=== WORK REQUIRED ===
Repeat each record exactly as written, and drop any images.
*** Opening DATA IN THIS EXERCISE ***
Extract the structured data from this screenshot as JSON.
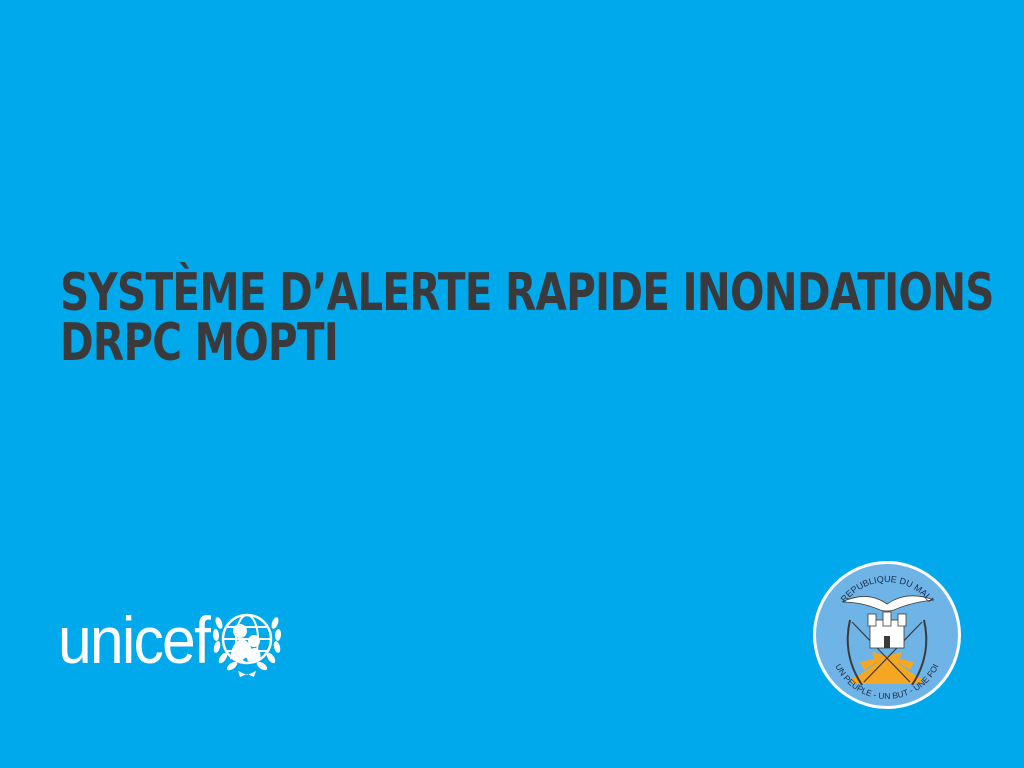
{
  "slide": {
    "title_line1": "SYSTÈME D’ALERTE RAPIDE INONDATIONS",
    "title_line2": "DRPC MOPTI"
  },
  "logos": {
    "unicef": {
      "wordmark": "unicef",
      "icon": "unicef-globe-icon"
    },
    "mali_seal": {
      "top_text": "REPUBLIQUE DU MALI",
      "bottom_text": "UN PEUPLE - UN BUT - UNE FOI",
      "icon": "mali-coat-of-arms-icon"
    }
  },
  "colors": {
    "background": "#00A9EC",
    "title_text": "#3A3A3C",
    "logo_white": "#FFFFFF",
    "seal_fill": "#6FB4E6",
    "seal_sun": "#F5A623"
  }
}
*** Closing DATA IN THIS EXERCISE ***
=== ANSWER BOX ===
Extract the structured data from this screenshot as JSON.
{
  "slide": {
    "title_line1": "SYSTÈME D’ALERTE RAPIDE INONDATIONS",
    "title_line2": "DRPC MOPTI"
  },
  "logos": {
    "unicef": {
      "wordmark": "unicef",
      "icon": "unicef-globe-icon"
    },
    "mali_seal": {
      "top_text": "REPUBLIQUE DU MALI",
      "bottom_text": "UN PEUPLE - UN BUT - UNE FOI",
      "icon": "mali-coat-of-arms-icon"
    }
  },
  "colors": {
    "background": "#00A9EC",
    "title_text": "#3A3A3C",
    "logo_white": "#FFFFFF",
    "seal_fill": "#6FB4E6",
    "seal_sun": "#F5A623"
  }
}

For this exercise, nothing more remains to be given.